If you know your pet is more motivated by play rather than food, let us know. If there is a favorite toy, bring it with you. And we have lots of toys at the hospital too. Ask for your pet's favorite toy if you did not bring one with you.
Bring pets hungry. If it is safe for your pet's health, do not offer food at home for several hours and offer a smaller breakfast. This will make your pet more food motivated. Our goal is to keep your dog or cat focused on getting treats and love during the visit.
De-stress the carrier. Make the carrier a fun place to be: Use it as a regular place to feed treats, deliver toys, and spray it with pheromones half an hour before putting the cat into the carrier.
Use tools if you have them. If your pet is nervous and you have a thunder shirt, bring it with you or put it on before getting into the car. If you would like information about Thundershirts, please ask us.
Medication. Some pets have a history of really being scared at the vets. If this is the case, please call and speak with your doctor. We have medication you can give before you leave the house that may be very helpful. Examples of medications that reduce anxiety without making your pet less alert are Trzadone for dogs and Gabapentin for cats. And hopefully, over time, your pet will learn to love coming to see us if the fear is not reinforced during future visits.
Acclimate nervous pets. If you sense that your pet is anxious during a visit, we encourage you to bring your pet to the hospital between appointments to play and eat a few treats to create a positive association. We offer this at no charge. We also encourage you to day board your pet with us several times. Ideally, this would be a day when we would only pet and play and offer treats. There is a $24 fee for day boarding.

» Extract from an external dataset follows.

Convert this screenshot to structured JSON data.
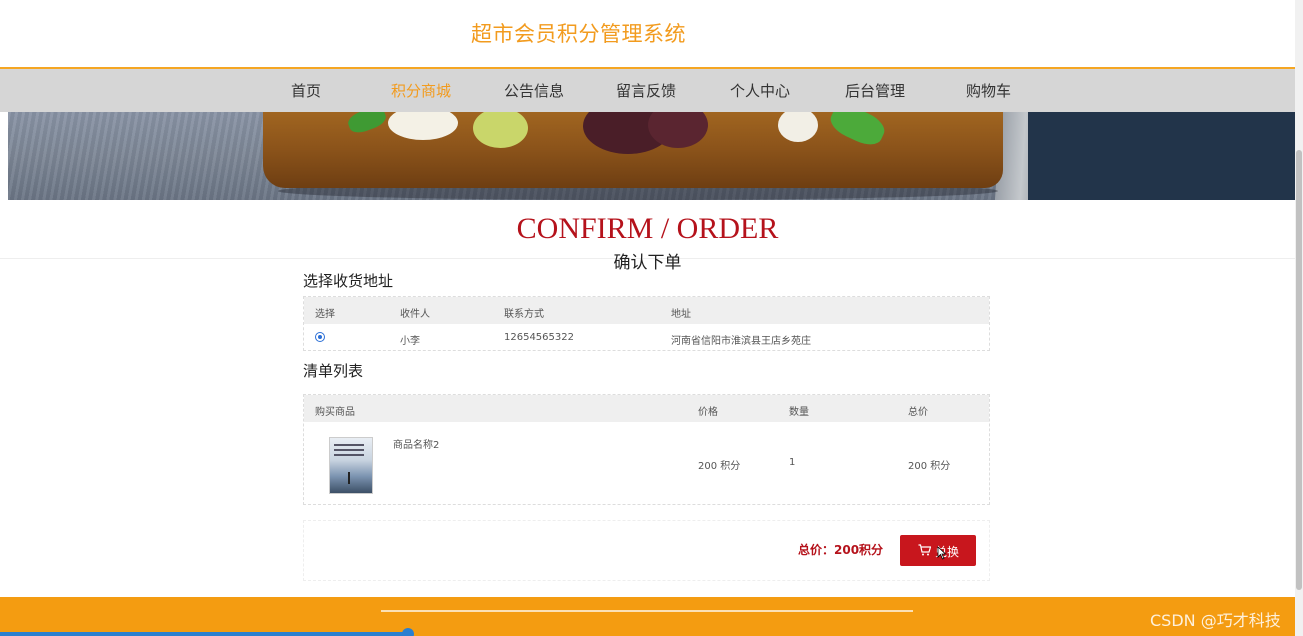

Massage. While your pet is being examined, try massaging the head between the eyes and down the bridge of the nose. This works on dogs and cats. Rabbits prefer to have the area between their ears massaged.
Dr Elaine Salinger VMD